Brought to you by Great Plains Livestock Consulting Inc.
With little rainfall and high temperatures in areas of the Midwest and High Plains, cattle producers are faced with limited pasture for grazing, as well as low hay inventories.  If pasture supply is short and there is nowhere else to go with the cattle, then creep feeding could be an option to maintain normal calf growth.  It is a common misperception that creep feeding reduces the cow’s energy requirement for lactation.  Research has shown that a calf will nurse the same amount whether offered creep feed or not.  One of the best reasons for creep feeding in times like this is that it lets a producer train the light calf to come to the bunk to eat.  Training calves to a bunk will set them up for an easier transition if the need arises to early wean those calves. 

It may be necessary to early wean calves in a drought situation.  When forage supply is gone, ponds dry up, and cows are losing condition, one should take measures to salvage not only this year’s calf crop, but next year’s as well.  A thin cow will not breed back well, if at all.  If a cow hasn’t been bred within 42 days after bull turn out, she will be losing money.  Early weaning calves is not an easy job, so resources need to be evaluated.  It requires additional labor, facilities and feed resources.  Since lactation pressure increases the energy and protein requirement for a typical beef cow, it might be necessary to give her a break this year and still put some weight on the calves by getting them on feed.

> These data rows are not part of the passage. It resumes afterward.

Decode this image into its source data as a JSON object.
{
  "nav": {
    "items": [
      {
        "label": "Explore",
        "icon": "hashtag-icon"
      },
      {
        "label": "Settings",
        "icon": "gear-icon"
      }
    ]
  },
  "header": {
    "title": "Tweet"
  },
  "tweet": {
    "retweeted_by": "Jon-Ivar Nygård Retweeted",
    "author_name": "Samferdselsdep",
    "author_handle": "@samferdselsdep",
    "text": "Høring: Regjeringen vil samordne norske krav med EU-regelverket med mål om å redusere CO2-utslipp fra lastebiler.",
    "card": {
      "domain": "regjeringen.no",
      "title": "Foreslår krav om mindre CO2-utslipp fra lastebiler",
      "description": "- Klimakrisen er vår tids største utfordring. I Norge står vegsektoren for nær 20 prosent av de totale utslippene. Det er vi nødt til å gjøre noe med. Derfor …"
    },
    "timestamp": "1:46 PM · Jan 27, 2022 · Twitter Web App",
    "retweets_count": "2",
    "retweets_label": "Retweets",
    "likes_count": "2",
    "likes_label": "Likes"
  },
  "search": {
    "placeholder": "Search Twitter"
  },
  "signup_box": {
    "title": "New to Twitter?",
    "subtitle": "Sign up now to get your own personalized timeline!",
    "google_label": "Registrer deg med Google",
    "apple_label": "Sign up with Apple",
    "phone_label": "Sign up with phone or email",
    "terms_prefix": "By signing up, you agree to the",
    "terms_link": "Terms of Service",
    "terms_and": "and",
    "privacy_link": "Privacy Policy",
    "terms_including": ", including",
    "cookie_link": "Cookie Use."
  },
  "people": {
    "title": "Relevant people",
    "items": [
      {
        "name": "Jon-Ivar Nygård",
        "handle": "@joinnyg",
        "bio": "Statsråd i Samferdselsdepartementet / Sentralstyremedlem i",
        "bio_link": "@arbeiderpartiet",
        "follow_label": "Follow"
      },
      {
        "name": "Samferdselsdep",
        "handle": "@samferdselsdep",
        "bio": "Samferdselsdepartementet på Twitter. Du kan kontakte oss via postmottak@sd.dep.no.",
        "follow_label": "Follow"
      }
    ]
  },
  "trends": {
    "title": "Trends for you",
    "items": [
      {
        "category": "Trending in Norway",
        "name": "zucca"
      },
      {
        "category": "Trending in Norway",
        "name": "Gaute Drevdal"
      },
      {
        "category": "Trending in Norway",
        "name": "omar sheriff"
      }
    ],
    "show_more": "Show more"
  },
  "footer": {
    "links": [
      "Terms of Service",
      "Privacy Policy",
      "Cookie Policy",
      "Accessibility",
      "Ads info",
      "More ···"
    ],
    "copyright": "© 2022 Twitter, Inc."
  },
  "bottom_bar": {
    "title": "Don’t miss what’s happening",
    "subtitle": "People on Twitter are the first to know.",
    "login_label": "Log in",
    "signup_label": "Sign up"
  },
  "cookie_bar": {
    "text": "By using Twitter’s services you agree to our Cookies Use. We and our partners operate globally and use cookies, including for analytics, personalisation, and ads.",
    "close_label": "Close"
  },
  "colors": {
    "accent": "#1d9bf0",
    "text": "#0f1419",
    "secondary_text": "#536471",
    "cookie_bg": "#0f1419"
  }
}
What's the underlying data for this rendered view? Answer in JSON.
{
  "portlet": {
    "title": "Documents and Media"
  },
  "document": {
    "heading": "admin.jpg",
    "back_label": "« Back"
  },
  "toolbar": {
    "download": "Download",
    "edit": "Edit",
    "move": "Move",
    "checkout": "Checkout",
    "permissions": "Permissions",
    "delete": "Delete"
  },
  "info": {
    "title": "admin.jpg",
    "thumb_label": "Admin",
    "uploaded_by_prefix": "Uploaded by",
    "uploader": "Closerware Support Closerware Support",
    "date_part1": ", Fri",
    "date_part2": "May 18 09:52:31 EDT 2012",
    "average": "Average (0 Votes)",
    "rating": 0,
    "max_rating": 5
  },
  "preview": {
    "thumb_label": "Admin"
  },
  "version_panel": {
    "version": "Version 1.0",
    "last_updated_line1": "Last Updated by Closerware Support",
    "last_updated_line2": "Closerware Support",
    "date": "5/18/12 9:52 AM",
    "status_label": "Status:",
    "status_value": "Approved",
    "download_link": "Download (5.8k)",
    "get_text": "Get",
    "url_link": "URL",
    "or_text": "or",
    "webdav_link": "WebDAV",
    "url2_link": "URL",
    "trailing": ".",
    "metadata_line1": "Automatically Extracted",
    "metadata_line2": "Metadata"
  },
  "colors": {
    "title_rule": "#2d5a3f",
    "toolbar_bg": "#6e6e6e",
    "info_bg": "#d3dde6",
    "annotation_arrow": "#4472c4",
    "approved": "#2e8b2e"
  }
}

One of the biggest considerations for an early weaning program for calves is the ration.  Feeds that are low in protein and available energy (that are sometimes cheaper) will not do a good job at starting early weaned calves and keeping them going.  Instead, the ration needs to be higher in protein (16-18% crude protein, DM basis), and moderate in safe, fermentable feeds.  By-products like DDG, soy hulls, wheat midds and corn gluten feed work very well in this situation, whereas rations high in corn should be used much more cautiously because they tend to be overfed, leading to metabolic issues and health problems in the calf.  Contact us at Great Plains Livestock Consulting so we can help you determine the best way to implement a plan for your operation.